Even some of fashion’s longest-standing, most prestigious names have often been unable to impress.

Pakistani consumers don’t usually invest heavily in experimental clothes. They prefer pretty colour palettes and embroideries on safe, easy-to-wear silhouettes. In the past, designers would showcase more avant-garde work on the catwalk and then, simplify it for commercial retail. Now, with so much competition in the market —and copycats running unhindered— customers have become more fickle. It seems as if designers prefer to use the catwalk as a catalogue, showcasing wearable, pretty (but forgettable) clothes that can be ordered, as is.

It makes for some very boring fashion weeks. Not really the sort of stuff that you’d miss.

Too many fashion weeks

And this, precisely, is why there are certain things that one doesn’t miss about fashion weeks. The generic collections, the mediocrity and the general predilection for treating fashion as entertainment wouldn’t be there if there were fewer fashion weeks.

Both Karachi and Lahore have their own slew of events and —this could be wishful thinking— the economic crunch administered by the coronavirus may be the impetus that both cities’ fashion councils need to finally start working together.

Will the post-Covid world bring in a new, better era for local fashion?
Will the post-Covid world bring in a new, better era for local fashion?

Less fashion weeks will mean that fewer brands will be able to show. The better ones can get selected while mediocre brands can try their luck again, next time. The copycats could be rejected altogether. The badly finished collections could be skipped out.

And if high fashion is seen more frequently on the catwalk, it can drive other brands to aspire towards similar standards. Fewer fashion weeks but better ones would be the way forward, steering the industry towards more refined aesthetics.

But will the post Covid world bring in a new, better era for local fashion?
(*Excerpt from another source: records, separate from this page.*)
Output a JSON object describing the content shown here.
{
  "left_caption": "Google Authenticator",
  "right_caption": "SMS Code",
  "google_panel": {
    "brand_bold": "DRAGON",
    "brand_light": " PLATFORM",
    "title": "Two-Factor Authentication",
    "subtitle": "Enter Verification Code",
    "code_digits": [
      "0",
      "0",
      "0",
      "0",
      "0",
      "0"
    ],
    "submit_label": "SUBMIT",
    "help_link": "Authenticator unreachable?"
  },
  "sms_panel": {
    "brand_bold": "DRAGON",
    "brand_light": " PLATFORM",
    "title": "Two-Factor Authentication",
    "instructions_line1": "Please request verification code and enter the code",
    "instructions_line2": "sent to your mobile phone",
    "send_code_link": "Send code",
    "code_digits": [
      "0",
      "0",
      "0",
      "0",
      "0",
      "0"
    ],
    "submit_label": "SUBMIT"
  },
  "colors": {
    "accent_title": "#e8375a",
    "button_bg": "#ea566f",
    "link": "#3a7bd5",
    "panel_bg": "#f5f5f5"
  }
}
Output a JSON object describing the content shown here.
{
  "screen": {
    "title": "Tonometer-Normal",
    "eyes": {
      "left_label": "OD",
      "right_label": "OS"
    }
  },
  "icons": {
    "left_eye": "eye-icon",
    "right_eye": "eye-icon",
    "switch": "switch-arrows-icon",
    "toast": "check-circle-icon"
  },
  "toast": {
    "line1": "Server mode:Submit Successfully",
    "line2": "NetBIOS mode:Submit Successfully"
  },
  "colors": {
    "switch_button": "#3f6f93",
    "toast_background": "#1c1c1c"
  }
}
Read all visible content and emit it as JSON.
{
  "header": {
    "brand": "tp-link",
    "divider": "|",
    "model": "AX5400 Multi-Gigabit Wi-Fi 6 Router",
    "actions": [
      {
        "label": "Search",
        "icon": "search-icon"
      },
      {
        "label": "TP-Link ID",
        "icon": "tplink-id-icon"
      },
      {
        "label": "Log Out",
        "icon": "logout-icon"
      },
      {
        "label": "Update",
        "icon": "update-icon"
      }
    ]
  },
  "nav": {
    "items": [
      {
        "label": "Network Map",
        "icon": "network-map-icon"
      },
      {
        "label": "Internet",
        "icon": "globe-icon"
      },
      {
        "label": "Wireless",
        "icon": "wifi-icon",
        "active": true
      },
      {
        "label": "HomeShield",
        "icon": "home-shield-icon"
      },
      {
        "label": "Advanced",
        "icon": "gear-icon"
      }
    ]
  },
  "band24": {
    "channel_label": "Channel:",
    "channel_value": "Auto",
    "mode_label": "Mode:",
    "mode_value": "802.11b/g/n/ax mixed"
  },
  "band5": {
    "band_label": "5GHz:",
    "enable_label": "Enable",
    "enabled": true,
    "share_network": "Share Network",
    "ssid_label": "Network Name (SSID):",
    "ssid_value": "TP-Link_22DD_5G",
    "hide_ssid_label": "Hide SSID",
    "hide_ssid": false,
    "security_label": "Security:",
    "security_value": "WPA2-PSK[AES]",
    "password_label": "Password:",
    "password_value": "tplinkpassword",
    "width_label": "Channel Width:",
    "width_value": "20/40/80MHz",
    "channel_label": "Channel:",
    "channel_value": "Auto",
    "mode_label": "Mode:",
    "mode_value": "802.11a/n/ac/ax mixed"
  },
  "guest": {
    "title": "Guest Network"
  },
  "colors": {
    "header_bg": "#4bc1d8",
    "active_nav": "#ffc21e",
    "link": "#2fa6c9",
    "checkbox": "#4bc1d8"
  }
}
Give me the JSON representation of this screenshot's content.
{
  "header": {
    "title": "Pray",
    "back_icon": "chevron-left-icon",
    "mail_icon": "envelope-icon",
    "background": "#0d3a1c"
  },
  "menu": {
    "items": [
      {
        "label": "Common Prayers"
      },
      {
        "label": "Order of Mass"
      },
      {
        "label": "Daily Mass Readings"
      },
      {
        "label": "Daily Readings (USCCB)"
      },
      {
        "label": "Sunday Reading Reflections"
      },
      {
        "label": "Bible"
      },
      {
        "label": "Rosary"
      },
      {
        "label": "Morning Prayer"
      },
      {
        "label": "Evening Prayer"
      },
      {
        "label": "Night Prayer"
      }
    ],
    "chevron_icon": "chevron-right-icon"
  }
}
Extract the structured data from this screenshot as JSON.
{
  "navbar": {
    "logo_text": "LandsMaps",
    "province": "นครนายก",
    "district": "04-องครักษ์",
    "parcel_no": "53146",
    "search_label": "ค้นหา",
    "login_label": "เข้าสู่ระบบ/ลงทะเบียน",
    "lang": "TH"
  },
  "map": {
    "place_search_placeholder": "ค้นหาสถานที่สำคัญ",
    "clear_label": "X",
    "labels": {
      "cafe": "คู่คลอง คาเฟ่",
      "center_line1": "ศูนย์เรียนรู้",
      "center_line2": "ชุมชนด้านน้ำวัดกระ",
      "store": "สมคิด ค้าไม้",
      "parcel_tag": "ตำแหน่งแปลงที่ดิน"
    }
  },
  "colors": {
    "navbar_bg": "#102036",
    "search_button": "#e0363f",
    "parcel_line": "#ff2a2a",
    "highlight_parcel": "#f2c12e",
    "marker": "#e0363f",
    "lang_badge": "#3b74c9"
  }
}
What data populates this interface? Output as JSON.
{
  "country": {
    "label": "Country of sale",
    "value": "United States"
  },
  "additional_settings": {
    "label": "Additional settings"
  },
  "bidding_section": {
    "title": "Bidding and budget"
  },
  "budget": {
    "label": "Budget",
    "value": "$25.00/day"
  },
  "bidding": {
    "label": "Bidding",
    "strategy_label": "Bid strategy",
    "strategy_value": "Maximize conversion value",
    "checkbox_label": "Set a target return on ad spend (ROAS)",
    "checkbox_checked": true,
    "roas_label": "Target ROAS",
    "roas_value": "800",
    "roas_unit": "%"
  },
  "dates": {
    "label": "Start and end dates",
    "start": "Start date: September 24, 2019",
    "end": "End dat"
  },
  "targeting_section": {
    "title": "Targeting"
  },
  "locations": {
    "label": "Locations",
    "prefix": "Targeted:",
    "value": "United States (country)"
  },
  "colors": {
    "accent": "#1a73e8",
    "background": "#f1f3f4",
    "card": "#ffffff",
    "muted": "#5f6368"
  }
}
Or will it continue stagnating on catwalks where anything goes and the hours stretch on, smothered in pastel-coloured, sequin infested, same-looking clouds of fabric?

Will designers and design councils manage to look beyond their egos and realize all that they have been doing wrong and work harder towards creating an authentic, exciting design?

In truth, designer egos, their frequent clashes and their obstinate refusal to look at how their penchant for commercialism and mediocrity has been diminishing the very essence of Pakistani fashion … that’s also something that I don’t miss.